A cropland playa that been planted through (Credit: Dale Daniel)
Across the High Plains, playa wetlands that dot the landscape bolster the region’s plant diversity, offer scarce habitat for amphibians and provide points for aquifer recharge. Those functions suffer when the wetlands fill with sediment from surrounding cropland, but a recent study shows a federal conservation program has helped slow the degradation.
Playa wetlands are the dominate surface water feature of the High Plains, which is one of the most highly cultivated regions of the world, according to Dale Daniel, doctoral student in zoology at Oklahoma State University and lead author of the study.
Where there’s cultivation, there’s also erosion. In the High Plains, eroded soil tends to end up at the bottom of playa wetlands, making them shallower and shortening the length of their seasonal wet cycles.
That cuts into their ability to perform ecosystem services, like percolating rainwater down into the Ogallala aquifer, which provides much of the water for irrigation in the region. It also shortens the time the wetlands can serve as nurseries to the region’s amphibians.
“For most High Plains amphibians, this is their only reproductive site. They don’t really have anywhere else to go,” Daniel said. “If they don’t have an adequate amount of time to transform, you’re not going to have amphibians on the High Plains.”
To combat soil loss from cropped land, the U.S. Department of Agriculture’s Conservation Reserve Program reimburses farmers to take erodible parcels out of production and stabilizes the soil with native vegetation. Though the program isn’t designed to protect wetlands, it follows that those features would benefit from efforts to secure the soil on the land.
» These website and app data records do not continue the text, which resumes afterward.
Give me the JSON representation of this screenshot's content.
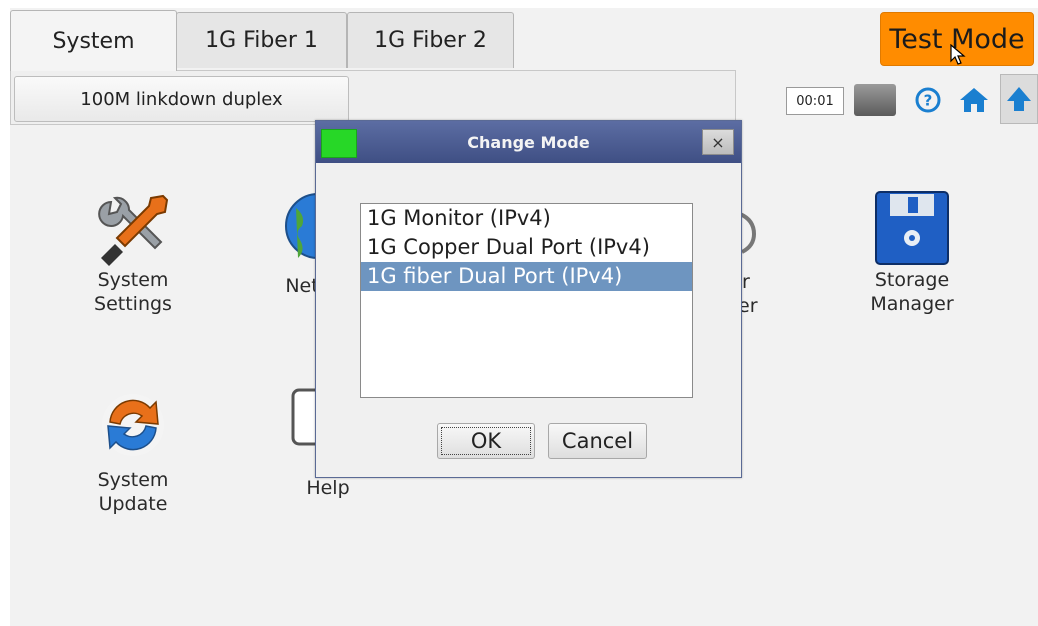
{
  "tabs": [
    {
      "label": "System",
      "active": true
    },
    {
      "label": "1G Fiber 1",
      "active": false
    },
    {
      "label": "1G Fiber 2",
      "active": false
    }
  ],
  "status_button": {
    "label": "100M linkdown duplex"
  },
  "test_mode_button": {
    "label": "Test Mode",
    "color": "#ff8c00"
  },
  "toolbar": {
    "timer": "00:01",
    "icons": [
      "battery-icon",
      "help-icon",
      "home-icon",
      "up-arrow-icon"
    ]
  },
  "apps": [
    {
      "label_line1": "System",
      "label_line2": "Settings",
      "icon": "wrench-screwdriver-icon"
    },
    {
      "label_line1": "Net",
      "icon": "globe-icon"
    },
    {
      "label_line1": "r",
      "label_line2": "er",
      "icon": "gear-icon"
    },
    {
      "label_line1": "Storage",
      "label_line2": "Manager",
      "icon": "floppy-disk-icon"
    },
    {
      "label_line1": "System",
      "label_line2": "Update",
      "icon": "refresh-icon"
    },
    {
      "label_line1": "Help",
      "icon": "help-document-icon"
    }
  ],
  "dialog": {
    "title": "Change Mode",
    "close_glyph": "×",
    "options": [
      "1G Monitor (IPv4)",
      "1G Copper Dual Port (IPv4)",
      "1G fiber Dual Port (IPv4)"
    ],
    "selected_index": 2,
    "ok_label": "OK",
    "cancel_label": "Cancel"
  }
}
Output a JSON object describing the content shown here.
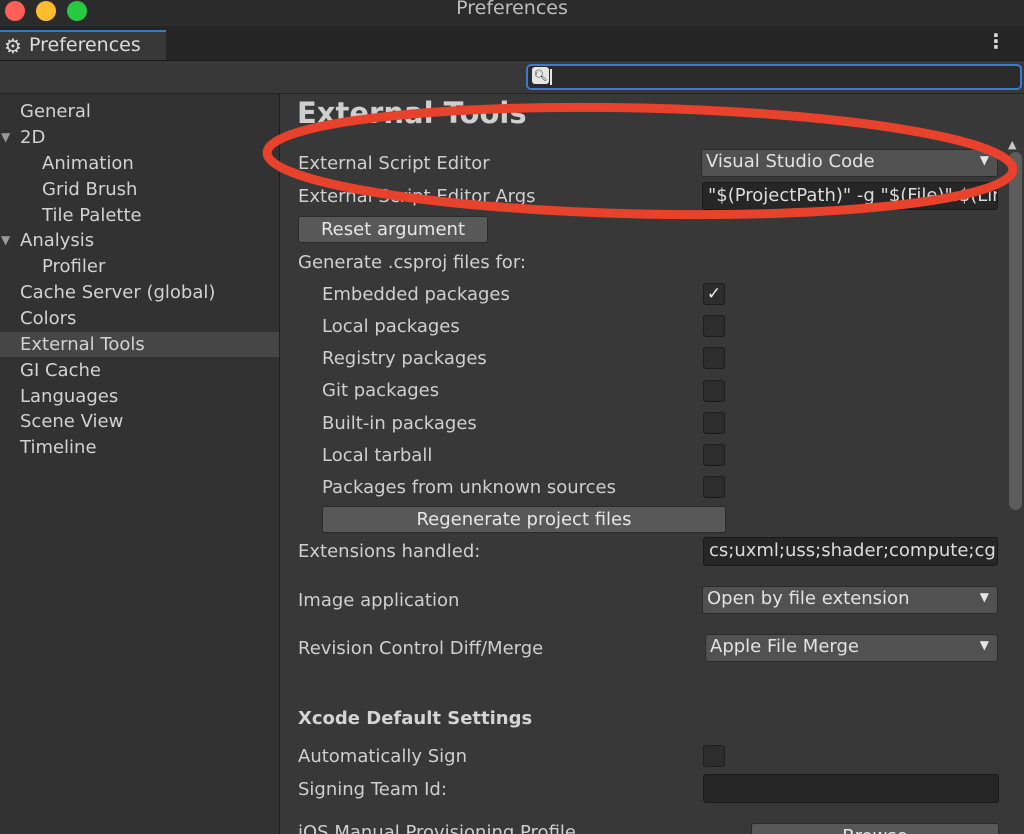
{
  "window": {
    "title": "Preferences"
  },
  "tab": {
    "label": "Preferences",
    "icon": "gear-icon"
  },
  "search": {
    "value": "",
    "placeholder": ""
  },
  "sidebar": {
    "items": [
      {
        "label": "General"
      },
      {
        "label": "2D",
        "expanded": true
      },
      {
        "label": "Animation"
      },
      {
        "label": "Grid Brush"
      },
      {
        "label": "Tile Palette"
      },
      {
        "label": "Analysis",
        "expanded": true
      },
      {
        "label": "Profiler"
      },
      {
        "label": "Cache Server (global)"
      },
      {
        "label": "Colors"
      },
      {
        "label": "External Tools",
        "selected": true
      },
      {
        "label": "GI Cache"
      },
      {
        "label": "Languages"
      },
      {
        "label": "Scene View"
      },
      {
        "label": "Timeline"
      }
    ]
  },
  "main": {
    "title": "External Tools",
    "external_script_editor": {
      "label": "External Script Editor",
      "value": "Visual Studio Code"
    },
    "external_script_editor_args": {
      "label": "External Script Editor Args",
      "value": "\"$(ProjectPath)\" -g \"$(File)\":$(Line):$(Column)"
    },
    "reset_argument": "Reset argument",
    "generate_csproj": {
      "label": "Generate .csproj files for:",
      "options": [
        {
          "label": "Embedded packages",
          "checked": true
        },
        {
          "label": "Local packages",
          "checked": false
        },
        {
          "label": "Registry packages",
          "checked": false
        },
        {
          "label": "Git packages",
          "checked": false
        },
        {
          "label": "Built-in packages",
          "checked": false
        },
        {
          "label": "Local tarball",
          "checked": false
        },
        {
          "label": "Packages from unknown sources",
          "checked": false
        }
      ],
      "check_mark": "✓"
    },
    "regenerate": "Regenerate project files",
    "extensions_handled": {
      "label": "Extensions handled:",
      "value": "cs;uxml;uss;shader;compute;cginc;hlsl;glslinc;template;raytrace"
    },
    "image_application": {
      "label": "Image application",
      "value": "Open by file extension"
    },
    "revision_control": {
      "label": "Revision Control Diff/Merge",
      "value": "Apple File Merge"
    },
    "xcode": {
      "heading": "Xcode Default Settings",
      "automatically_sign": {
        "label": "Automatically Sign",
        "checked": false
      },
      "signing_team_id": {
        "label": "Signing Team Id:",
        "value": ""
      },
      "ios_profile": {
        "label": "iOS Manual Provisioning Profile",
        "browse": "Browse"
      }
    }
  },
  "annotation": {
    "color": "#e8412c",
    "shape": "ellipse"
  }
}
Daniel’s study, which is published in the journal Environmental Science and Technology, set out to find whether that was actually the case.
Daniel and his collaborators set out to calculate the volume lost to sedimentation in 258 playas across Nebraska, Colorado, Kansas, Oklahoma, New Mexico and Texas.
The survey work took them to intensely rural areas, and the researchers frequently found themselves squarely in the middle of nowhere.
“It’s pretty flat and it’s pretty desolate,” Daniels said. “There were times that the nearest gas station was an hour away from us.”
The crews surveyed wetlands in watersheds dominated by cropped land, native shortgrass prairie and land in the Conservation Reserve Program. They walked the perimeter of each wetland with a Trimble handheld GPS unit to map it, then measured the elevation to calculate the volume. By measuring the depth of sediment in the center of the wetland, they could calculate the volume lost to eroded soil.
The results show that the wetlands in watersheds under the Conservation Reserve Program are indeed in better shape than those in cropped watersheds, showing 57 percent less volume loss overall to sedimentation. However, the volume loss for wetlands in conservation land watersheds was 76 percent higher than the loss in wetlands in undisturbed native grassland watersheds.
That suggests that while the Conservation Reserve Program has stopped sedimentation in wetlands within its lands, it can’t undo the damage that occurred before the program went into place. In addition, the program replants cropland in native grasses, but not necessarily the short-grass prairie species that would be a more natural option. The longer mixed grasses appear to disrupt runoff into the playas, leading the wetlands to be inundated less often.
“It preserves the wetland, but the state that it preserves the wetland in is not it’s natural state,” Daniel said. “It’s not functioning as it’s supposed to be, but you’re not losing it.”
Top image: A cropland playa that has been planted through (Credit: Dale Daniel)